## Source data
[Start of Attachment]
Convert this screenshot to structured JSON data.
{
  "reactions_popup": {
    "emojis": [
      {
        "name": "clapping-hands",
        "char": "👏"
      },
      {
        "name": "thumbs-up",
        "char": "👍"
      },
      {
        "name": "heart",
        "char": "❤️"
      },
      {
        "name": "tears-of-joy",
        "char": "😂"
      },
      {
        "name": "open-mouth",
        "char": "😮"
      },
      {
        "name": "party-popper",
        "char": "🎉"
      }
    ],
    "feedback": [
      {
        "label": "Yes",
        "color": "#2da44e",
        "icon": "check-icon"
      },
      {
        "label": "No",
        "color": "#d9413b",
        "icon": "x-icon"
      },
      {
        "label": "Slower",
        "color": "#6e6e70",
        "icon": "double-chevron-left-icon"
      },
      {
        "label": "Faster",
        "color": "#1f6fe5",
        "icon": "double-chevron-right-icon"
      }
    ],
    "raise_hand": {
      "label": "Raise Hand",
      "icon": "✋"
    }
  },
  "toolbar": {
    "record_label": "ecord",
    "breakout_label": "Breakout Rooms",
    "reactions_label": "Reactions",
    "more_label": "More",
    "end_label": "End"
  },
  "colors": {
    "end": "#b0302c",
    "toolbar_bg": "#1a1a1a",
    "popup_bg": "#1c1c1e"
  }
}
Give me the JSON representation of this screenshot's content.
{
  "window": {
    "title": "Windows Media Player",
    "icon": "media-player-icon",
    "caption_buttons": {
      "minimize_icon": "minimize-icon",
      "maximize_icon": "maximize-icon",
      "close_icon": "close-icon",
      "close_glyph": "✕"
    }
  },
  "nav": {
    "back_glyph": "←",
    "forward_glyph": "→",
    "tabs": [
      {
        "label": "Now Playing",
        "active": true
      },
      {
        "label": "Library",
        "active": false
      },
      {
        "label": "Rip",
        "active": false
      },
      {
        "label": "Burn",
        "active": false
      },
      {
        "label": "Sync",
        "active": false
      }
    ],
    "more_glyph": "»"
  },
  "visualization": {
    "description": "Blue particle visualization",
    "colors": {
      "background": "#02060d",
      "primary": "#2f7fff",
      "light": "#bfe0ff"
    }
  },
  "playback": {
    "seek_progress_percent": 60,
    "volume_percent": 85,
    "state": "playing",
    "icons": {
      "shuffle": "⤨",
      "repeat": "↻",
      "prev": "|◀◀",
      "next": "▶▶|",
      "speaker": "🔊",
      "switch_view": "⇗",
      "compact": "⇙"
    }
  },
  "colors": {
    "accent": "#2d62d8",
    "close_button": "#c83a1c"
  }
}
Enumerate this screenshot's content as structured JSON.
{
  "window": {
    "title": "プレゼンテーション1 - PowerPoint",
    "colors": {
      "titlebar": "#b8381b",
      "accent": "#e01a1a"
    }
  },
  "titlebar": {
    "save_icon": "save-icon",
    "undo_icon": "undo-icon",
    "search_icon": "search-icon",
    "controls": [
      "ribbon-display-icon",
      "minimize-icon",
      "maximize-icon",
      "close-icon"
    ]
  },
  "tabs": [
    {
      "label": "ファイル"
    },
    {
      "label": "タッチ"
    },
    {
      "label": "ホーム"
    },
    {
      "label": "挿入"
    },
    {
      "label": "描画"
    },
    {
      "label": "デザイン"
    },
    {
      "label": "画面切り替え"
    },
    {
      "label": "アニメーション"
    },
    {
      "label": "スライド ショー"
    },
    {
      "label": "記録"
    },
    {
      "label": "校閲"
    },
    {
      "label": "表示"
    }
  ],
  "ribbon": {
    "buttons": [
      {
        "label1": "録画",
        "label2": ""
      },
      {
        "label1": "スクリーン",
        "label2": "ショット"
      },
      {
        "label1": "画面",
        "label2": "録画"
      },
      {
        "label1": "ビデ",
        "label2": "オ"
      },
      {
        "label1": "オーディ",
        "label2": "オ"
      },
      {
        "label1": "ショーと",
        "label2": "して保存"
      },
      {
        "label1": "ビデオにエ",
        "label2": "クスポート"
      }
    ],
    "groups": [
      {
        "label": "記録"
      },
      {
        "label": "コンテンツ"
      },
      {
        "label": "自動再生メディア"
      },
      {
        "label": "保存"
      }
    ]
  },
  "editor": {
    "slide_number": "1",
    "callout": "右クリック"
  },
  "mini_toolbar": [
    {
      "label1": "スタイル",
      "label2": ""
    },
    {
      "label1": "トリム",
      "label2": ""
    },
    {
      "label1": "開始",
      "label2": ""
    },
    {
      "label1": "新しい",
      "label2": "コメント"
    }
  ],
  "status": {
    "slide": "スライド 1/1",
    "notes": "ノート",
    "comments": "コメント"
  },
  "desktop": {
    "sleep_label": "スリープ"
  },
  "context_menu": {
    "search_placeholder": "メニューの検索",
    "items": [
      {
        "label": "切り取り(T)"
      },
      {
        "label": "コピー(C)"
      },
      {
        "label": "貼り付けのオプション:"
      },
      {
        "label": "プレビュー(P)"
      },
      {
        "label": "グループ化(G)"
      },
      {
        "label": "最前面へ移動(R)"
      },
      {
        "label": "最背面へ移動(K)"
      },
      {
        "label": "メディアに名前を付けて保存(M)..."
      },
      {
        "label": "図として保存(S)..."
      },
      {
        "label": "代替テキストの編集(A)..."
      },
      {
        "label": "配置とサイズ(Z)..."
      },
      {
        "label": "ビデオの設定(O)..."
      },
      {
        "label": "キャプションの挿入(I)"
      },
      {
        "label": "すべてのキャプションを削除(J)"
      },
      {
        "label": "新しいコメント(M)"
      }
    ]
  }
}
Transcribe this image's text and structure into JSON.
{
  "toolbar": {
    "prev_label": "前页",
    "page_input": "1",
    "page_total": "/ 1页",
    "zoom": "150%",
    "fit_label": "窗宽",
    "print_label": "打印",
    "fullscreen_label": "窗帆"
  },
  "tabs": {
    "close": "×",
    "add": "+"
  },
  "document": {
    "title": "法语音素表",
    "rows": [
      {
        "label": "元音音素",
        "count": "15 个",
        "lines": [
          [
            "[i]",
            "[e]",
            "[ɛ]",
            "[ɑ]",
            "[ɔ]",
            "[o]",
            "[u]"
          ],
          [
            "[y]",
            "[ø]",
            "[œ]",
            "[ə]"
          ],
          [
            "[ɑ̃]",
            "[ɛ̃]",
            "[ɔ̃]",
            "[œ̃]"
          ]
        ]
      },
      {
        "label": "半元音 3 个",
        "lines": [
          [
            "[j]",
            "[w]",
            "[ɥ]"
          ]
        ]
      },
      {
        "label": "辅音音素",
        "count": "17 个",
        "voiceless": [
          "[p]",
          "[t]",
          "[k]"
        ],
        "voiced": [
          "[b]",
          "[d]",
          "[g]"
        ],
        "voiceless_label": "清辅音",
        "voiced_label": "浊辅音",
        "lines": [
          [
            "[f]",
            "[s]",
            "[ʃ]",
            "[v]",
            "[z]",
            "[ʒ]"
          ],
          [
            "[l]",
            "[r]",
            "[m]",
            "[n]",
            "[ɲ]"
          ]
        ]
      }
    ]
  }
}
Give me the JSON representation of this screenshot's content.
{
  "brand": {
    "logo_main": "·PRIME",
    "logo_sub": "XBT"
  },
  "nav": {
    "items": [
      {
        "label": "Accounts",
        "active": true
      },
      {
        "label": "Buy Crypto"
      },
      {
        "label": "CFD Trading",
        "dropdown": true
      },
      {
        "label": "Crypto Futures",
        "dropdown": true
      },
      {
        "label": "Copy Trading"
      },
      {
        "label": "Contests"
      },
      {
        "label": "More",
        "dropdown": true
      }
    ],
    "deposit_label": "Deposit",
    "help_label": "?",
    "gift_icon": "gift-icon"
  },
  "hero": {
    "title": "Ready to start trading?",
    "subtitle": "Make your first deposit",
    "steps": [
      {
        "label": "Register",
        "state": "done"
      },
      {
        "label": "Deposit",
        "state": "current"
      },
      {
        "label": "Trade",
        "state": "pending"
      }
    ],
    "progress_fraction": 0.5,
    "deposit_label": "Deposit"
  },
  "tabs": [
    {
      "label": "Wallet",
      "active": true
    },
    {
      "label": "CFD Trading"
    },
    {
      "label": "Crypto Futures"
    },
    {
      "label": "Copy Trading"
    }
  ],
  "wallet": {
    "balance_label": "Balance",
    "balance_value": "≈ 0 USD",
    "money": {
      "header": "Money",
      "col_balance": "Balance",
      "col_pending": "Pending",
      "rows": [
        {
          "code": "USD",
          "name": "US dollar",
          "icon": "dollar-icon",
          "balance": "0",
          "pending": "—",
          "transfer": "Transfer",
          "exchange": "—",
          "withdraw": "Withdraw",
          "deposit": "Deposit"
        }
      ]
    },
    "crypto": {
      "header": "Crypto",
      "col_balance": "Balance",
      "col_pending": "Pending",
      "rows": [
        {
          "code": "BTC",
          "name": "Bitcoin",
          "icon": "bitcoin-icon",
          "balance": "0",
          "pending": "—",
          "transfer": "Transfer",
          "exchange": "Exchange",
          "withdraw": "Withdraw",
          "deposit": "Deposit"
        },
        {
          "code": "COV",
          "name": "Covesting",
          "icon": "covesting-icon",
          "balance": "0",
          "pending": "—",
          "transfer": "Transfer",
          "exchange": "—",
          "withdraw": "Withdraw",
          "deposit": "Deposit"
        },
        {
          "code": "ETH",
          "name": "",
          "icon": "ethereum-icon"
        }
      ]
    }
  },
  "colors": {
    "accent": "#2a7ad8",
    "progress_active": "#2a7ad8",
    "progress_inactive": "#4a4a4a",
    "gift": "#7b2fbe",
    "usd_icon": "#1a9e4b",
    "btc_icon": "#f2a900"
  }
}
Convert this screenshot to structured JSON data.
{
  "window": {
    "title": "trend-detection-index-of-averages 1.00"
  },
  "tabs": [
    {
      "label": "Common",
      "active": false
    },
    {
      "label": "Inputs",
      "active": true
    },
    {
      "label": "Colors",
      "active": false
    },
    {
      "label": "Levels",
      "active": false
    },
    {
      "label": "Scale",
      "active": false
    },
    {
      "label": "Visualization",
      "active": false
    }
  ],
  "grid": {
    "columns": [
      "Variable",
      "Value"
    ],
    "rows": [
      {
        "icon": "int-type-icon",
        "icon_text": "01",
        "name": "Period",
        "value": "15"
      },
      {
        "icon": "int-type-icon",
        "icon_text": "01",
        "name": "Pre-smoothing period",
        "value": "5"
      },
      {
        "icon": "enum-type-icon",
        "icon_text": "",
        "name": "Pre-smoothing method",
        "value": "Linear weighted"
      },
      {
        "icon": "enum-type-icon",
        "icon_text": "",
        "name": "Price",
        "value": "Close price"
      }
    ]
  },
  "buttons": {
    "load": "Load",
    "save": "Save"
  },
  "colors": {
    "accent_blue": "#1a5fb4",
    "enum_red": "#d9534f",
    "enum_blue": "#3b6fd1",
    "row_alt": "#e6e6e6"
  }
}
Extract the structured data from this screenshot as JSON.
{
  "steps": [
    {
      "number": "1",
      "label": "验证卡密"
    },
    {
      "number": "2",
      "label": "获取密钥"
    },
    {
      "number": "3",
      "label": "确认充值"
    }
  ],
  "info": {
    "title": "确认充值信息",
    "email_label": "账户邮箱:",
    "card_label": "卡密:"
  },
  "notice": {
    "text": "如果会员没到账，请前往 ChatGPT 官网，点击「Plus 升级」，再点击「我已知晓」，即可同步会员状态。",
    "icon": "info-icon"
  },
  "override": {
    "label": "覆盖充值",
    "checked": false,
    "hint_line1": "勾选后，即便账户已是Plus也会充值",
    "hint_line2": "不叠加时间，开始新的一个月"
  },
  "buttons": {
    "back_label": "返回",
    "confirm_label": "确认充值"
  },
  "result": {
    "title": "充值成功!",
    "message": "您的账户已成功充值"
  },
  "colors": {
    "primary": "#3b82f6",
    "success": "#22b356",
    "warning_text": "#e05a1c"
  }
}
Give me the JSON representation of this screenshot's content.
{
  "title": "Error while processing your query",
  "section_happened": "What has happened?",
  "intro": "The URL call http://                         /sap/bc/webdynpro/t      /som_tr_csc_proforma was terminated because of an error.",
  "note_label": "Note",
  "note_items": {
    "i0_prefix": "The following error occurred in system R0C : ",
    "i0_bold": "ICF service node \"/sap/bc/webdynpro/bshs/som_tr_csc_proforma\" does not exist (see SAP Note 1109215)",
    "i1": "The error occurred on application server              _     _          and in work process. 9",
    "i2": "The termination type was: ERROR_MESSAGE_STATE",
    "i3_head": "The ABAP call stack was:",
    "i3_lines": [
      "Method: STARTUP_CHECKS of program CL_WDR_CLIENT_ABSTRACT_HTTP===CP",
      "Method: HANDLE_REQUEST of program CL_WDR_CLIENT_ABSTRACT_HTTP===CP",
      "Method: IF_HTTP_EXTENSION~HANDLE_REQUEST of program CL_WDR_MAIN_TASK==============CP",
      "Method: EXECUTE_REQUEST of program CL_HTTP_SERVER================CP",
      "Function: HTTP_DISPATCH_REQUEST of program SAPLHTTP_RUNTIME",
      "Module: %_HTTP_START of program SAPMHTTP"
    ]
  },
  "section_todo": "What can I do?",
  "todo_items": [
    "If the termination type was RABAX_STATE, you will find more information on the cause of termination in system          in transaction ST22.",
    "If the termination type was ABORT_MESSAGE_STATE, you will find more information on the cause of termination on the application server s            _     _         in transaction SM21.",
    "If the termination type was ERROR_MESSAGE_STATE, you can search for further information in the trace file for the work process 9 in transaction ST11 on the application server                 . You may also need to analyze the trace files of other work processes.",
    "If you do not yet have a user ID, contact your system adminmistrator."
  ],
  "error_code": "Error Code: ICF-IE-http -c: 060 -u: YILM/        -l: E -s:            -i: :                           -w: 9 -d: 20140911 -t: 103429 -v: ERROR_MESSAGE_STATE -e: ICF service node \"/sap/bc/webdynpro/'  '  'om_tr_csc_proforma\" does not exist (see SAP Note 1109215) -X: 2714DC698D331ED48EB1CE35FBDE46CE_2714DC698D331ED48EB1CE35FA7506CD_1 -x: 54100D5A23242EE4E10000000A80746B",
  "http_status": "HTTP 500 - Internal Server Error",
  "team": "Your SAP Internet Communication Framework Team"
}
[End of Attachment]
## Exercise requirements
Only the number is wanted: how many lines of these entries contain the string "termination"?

## Expected answer
4